■ **THE PROBLEM**: Could you return each entry below exactly as written, minus any pictures?

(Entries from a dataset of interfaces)

----

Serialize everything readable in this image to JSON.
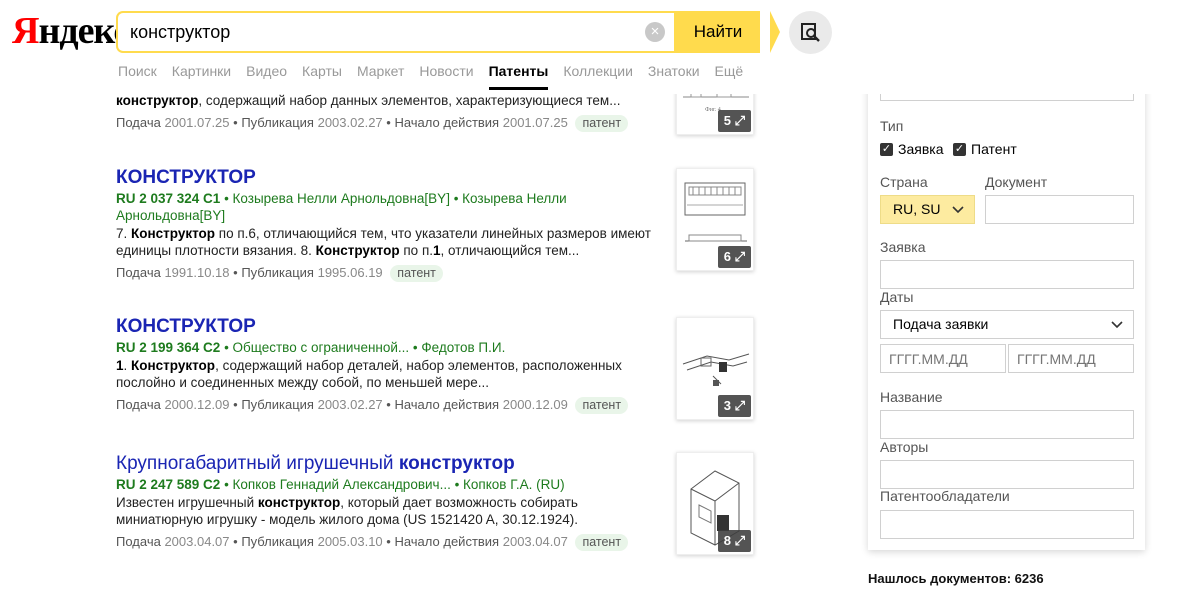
{
  "header": {
    "logo_first": "Я",
    "logo_rest": "ндекс",
    "search_value": "конструктор",
    "search_button": "Найти",
    "tabs": [
      "Поиск",
      "Картинки",
      "Видео",
      "Карты",
      "Маркет",
      "Новости",
      "Патенты",
      "Коллекции",
      "Знатоки",
      "Ещё"
    ],
    "active_tab": "Патенты"
  },
  "results": [
    {
      "snippet_bold": "конструктор",
      "snippet_rest": ", содержащий набор данных элементов, характеризующиеся тем...",
      "filing_label": "Подача",
      "filing": "2001.07.25",
      "publication_label": "Публикация",
      "publication": "2003.02.27",
      "start_label": "Начало действия",
      "start": "2001.07.25",
      "badge": "патент",
      "images": "5"
    },
    {
      "title": "КОНСТРУКТОР",
      "number": "RU 2 037 324 C1",
      "authors": " • Козырева Нелли Арнольдовна[BY] • Козырева Нелли Арнольдовна[BY]",
      "snippet_p1": "7. ",
      "snippet_b1": "Конструктор",
      "snippet_p2": " по п.6, отличающийся тем, что указатели линейных размеров имеют единицы плотности вязания. 8. ",
      "snippet_b2": "Конструктор",
      "snippet_p3": " по п.",
      "snippet_b3": "1",
      "snippet_p4": ", отличающийся тем...",
      "filing_label": "Подача",
      "filing": "1991.10.18",
      "publication_label": "Публикация",
      "publication": "1995.06.19",
      "badge": "патент",
      "images": "6"
    },
    {
      "title": "КОНСТРУКТОР",
      "number": "RU 2 199 364 C2",
      "authors": " • Общество с ограниченной... • Федотов П.И.",
      "snippet_b1": "1",
      "snippet_p1": ". ",
      "snippet_b2": "Конструктор",
      "snippet_p2": ", содержащий набор деталей, набор элементов, расположенных послойно и соединенных между собой, по меньшей мере...",
      "filing_label": "Подача",
      "filing": "2000.12.09",
      "publication_label": "Публикация",
      "publication": "2003.02.27",
      "start_label": "Начало действия",
      "start": "2000.12.09",
      "badge": "патент",
      "images": "3"
    },
    {
      "title_plain": "Крупногабаритный игрушечный ",
      "title_bold": "конструктор",
      "number": "RU 2 247 589 C2",
      "authors": " • Копков Геннадий Александрович... • Копков Г.А. (RU)",
      "snippet_p1": "Известен игрушечный ",
      "snippet_b1": "конструктор",
      "snippet_p2": ", который дает возможность собирать миниатюрную игрушку - модель жилого дома (US 1521420 A, 30.12.1924).",
      "filing_label": "Подача",
      "filing": "2003.04.07",
      "publication_label": "Публикация",
      "publication": "2005.03.10",
      "start_label": "Начало действия",
      "start": "2003.04.07",
      "badge": "патент",
      "images": "8"
    }
  ],
  "filters": {
    "type_label": "Тип",
    "type_application": "Заявка",
    "type_patent": "Патент",
    "country_label": "Страна",
    "country_value": "RU, SU",
    "document_label": "Документ",
    "application_label": "Заявка",
    "dates_label": "Даты",
    "dates_value": "Подача заявки",
    "date_placeholder": "ГГГГ.ММ.ДД",
    "name_label": "Название",
    "authors_label": "Авторы",
    "holders_label": "Патентообладатели"
  },
  "found": "Нашлось документов: 6236"
}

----

■ **TASK RESPONSE**:
Serialize everything readable in this image to JSON.
{
  "header": {
    "logo_first": "Я",
    "logo_rest": "ндекс",
    "search_value": "конструктор",
    "search_button": "Найти",
    "tabs": [
      "Поиск",
      "Картинки",
      "Видео",
      "Карты",
      "Маркет",
      "Новости",
      "Патенты",
      "Коллекции",
      "Знатоки",
      "Ещё"
    ],
    "active_tab": "Патенты"
  },
  "results": [
    {
      "snippet_bold": "конструктор",
      "snippet_rest": ", содержащий набор данных элементов, характеризующиеся тем...",
      "filing_label": "Подача",
      "filing": "2001.07.25",
      "publication_label": "Публикация",
      "publication": "2003.02.27",
      "start_label": "Начало действия",
      "start": "2001.07.25",
      "badge": "патент",
      "images": "5"
    },
    {
      "title": "КОНСТРУКТОР",
      "number": "RU 2 037 324 C1",
      "authors": " • Козырева Нелли Арнольдовна[BY] • Козырева Нелли Арнольдовна[BY]",
      "snippet_p1": "7. ",
      "snippet_b1": "Конструктор",
      "snippet_p2": " по п.6, отличающийся тем, что указатели линейных размеров имеют единицы плотности вязания. 8. ",
      "snippet_b2": "Конструктор",
      "snippet_p3": " по п.",
      "snippet_b3": "1",
      "snippet_p4": ", отличающийся тем...",
      "filing_label": "Подача",
      "filing": "1991.10.18",
      "publication_label": "Публикация",
      "publication": "1995.06.19",
      "badge": "патент",
      "images": "6"
    },
    {
      "title": "КОНСТРУКТОР",
      "number": "RU 2 199 364 C2",
      "authors": " • Общество с ограниченной... • Федотов П.И.",
      "snippet_b1": "1",
      "snippet_p1": ". ",
      "snippet_b2": "Конструктор",
      "snippet_p2": ", содержащий набор деталей, набор элементов, расположенных послойно и соединенных между собой, по меньшей мере...",
      "filing_label": "Подача",
      "filing": "2000.12.09",
      "publication_label": "Публикация",
      "publication": "2003.02.27",
      "start_label": "Начало действия",
      "start": "2000.12.09",
      "badge": "патент",
      "images": "3"
    },
    {
      "title_plain": "Крупногабаритный игрушечный ",
      "title_bold": "конструктор",
      "number": "RU 2 247 589 C2",
      "authors": " • Копков Геннадий Александрович... • Копков Г.А. (RU)",
      "snippet_p1": "Известен игрушечный ",
      "snippet_b1": "конструктор",
      "snippet_p2": ", который дает возможность собирать миниатюрную игрушку - модель жилого дома (US 1521420 A, 30.12.1924).",
      "filing_label": "Подача",
      "filing": "2003.04.07",
      "publication_label": "Публикация",
      "publication": "2005.03.10",
      "start_label": "Начало действия",
      "start": "2003.04.07",
      "badge": "патент",
      "images": "8"
    }
  ],
  "filters": {
    "type_label": "Тип",
    "type_application": "Заявка",
    "type_patent": "Патент",
    "country_label": "Страна",
    "country_value": "RU, SU",
    "document_label": "Документ",
    "application_label": "Заявка",
    "dates_label": "Даты",
    "dates_value": "Подача заявки",
    "date_placeholder": "ГГГГ.ММ.ДД",
    "name_label": "Название",
    "authors_label": "Авторы",
    "holders_label": "Патентообладатели"
  },
  "found": "Нашлось документов: 6236"
}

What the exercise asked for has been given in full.